Henry Eastry (born about 1239-died 1331) joined the Benedictine priory of Christ Church as a young man, became prior in 1285, and held the post for the next 46 years. Under his leadership the priory flourished. The much improved financial base meant the priory could buy land, improve farming methods, and engage in major new building works – including the choir screen and Chapter House (later developed with new roof and widows) in the cathedral, and monastic buildings such as the brewery. Eastry was so revered that he was the only prior to be buried east of the crossing.
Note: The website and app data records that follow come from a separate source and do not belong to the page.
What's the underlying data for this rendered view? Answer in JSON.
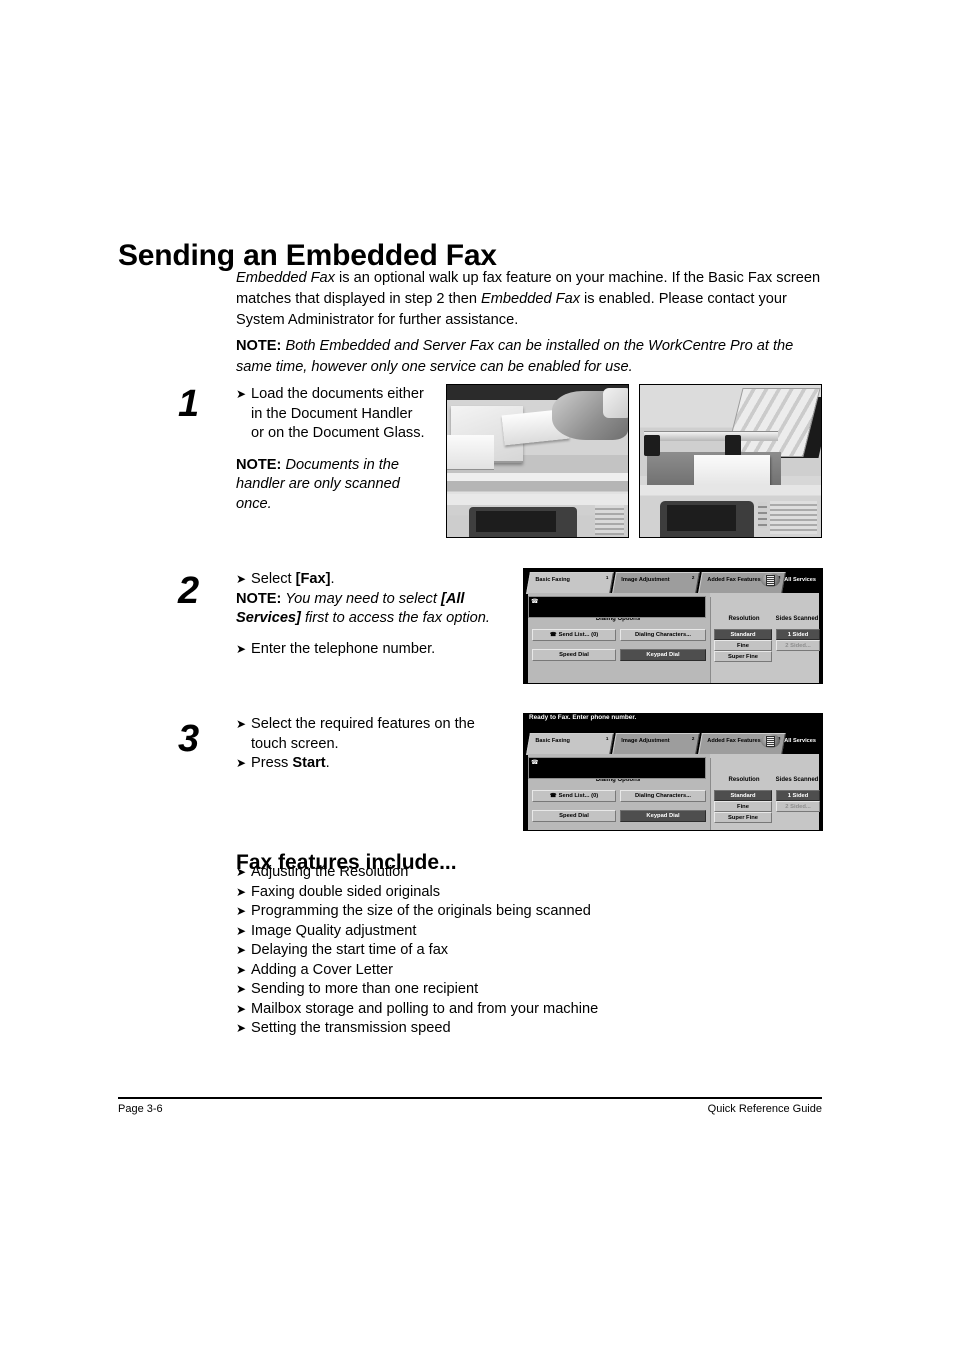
{
  "page": {
    "title": "Sending an Embedded Fax",
    "intro": {
      "line1_part1": "Embedded Fax",
      "line1_part2": " is an optional walk up fax feature on your machine. If the Basic Fax screen matches that displayed in step 2 then ",
      "line1_part3": "Embedded Fax",
      "line1_part4": " is enabled. Please contact your System Administrator for further assistance.",
      "note_label": "NOTE:",
      "note_text": " Both Embedded and Server Fax can be installed on the WorkCentre Pro at the same time, however only one service can be enabled for use."
    },
    "steps": [
      {
        "number": "1",
        "bullets": [
          "Load the documents either in the Document Handler or on the Document Glass."
        ],
        "note_label": "NOTE:",
        "note_text": " Documents in the handler are only scanned once."
      },
      {
        "number": "2",
        "bullet1_prefix": "Select ",
        "bullet1_bold": "[Fax]",
        "bullet1_suffix": ".",
        "note_label": "NOTE:",
        "note_part1": " You may need to select ",
        "note_bold": "[All Services]",
        "note_part2": " first to access the fax option.",
        "bullet2": "Enter the telephone number."
      },
      {
        "number": "3",
        "bullet1": "Select the required features on the touch screen.",
        "bullet2_prefix": "Press ",
        "bullet2_bold": "Start",
        "bullet2_suffix": "."
      }
    ],
    "photos": [
      {
        "caption": "document-handler-loading-photo"
      },
      {
        "caption": "document-glass-loading-photo"
      }
    ],
    "fax_ui": {
      "status": "Ready to Fax. Enter phone number.",
      "tabs": [
        {
          "label": "Basic Faxing",
          "num": "1",
          "active": true
        },
        {
          "label": "Image Adjustment",
          "num": "2",
          "active": false
        },
        {
          "label": "Added Fax Features",
          "num": "3",
          "active": false
        }
      ],
      "all_services": "All Services",
      "groups": {
        "dialing_options": "Dialing Options",
        "resolution": "Resolution",
        "sides_scanned": "Sides Scanned"
      },
      "buttons": {
        "send_list": "Send List... (0)",
        "dialing_characters": "Dialing Characters...",
        "speed_dial": "Speed Dial",
        "keypad_dial": "Keypad Dial",
        "standard": "Standard",
        "fine": "Fine",
        "super_fine": "Super Fine",
        "one_sided": "1 Sided",
        "two_sided": "2 Sided..."
      }
    },
    "features": {
      "heading": "Fax features include...",
      "items": [
        "Adjusting the Resolution",
        "Faxing double sided originals",
        "Programming the size of the originals being scanned",
        "Image Quality adjustment",
        "Delaying the start time of a fax",
        "Adding a Cover Letter",
        "Sending to more than one recipient",
        "Mailbox storage and polling to and from your machine",
        "Setting the transmission speed"
      ]
    },
    "footer": {
      "left": "Page 3-6",
      "right": "Quick Reference Guide"
    },
    "icons": {
      "bullet_arrow": "➤",
      "phone": "☎"
    }
  }
}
It is only in modern times that historians have become certain that this tomb is that of Henry Eastry.
What to see:
- the only Canterbury full tomb commemorating a Prior
- the realistic effigy of Henry as an old man – he died in his early 90s
- the mass vestments Henry wears, with hands clasped
- the faint traces of medieval paint still to be found on the figure and on the vaulted canopy above.
- the vacant niches either side – these probably originally held images of St Syth and St Apollonia, both of which were mentioned in inventories associated with his will
- note that the Prior Eastry tomb is significantly lower than the nearby Archbishop Reynolds tomb (died 1327) – a Prior can never upstage an Archbishop!
Sources: see standard sources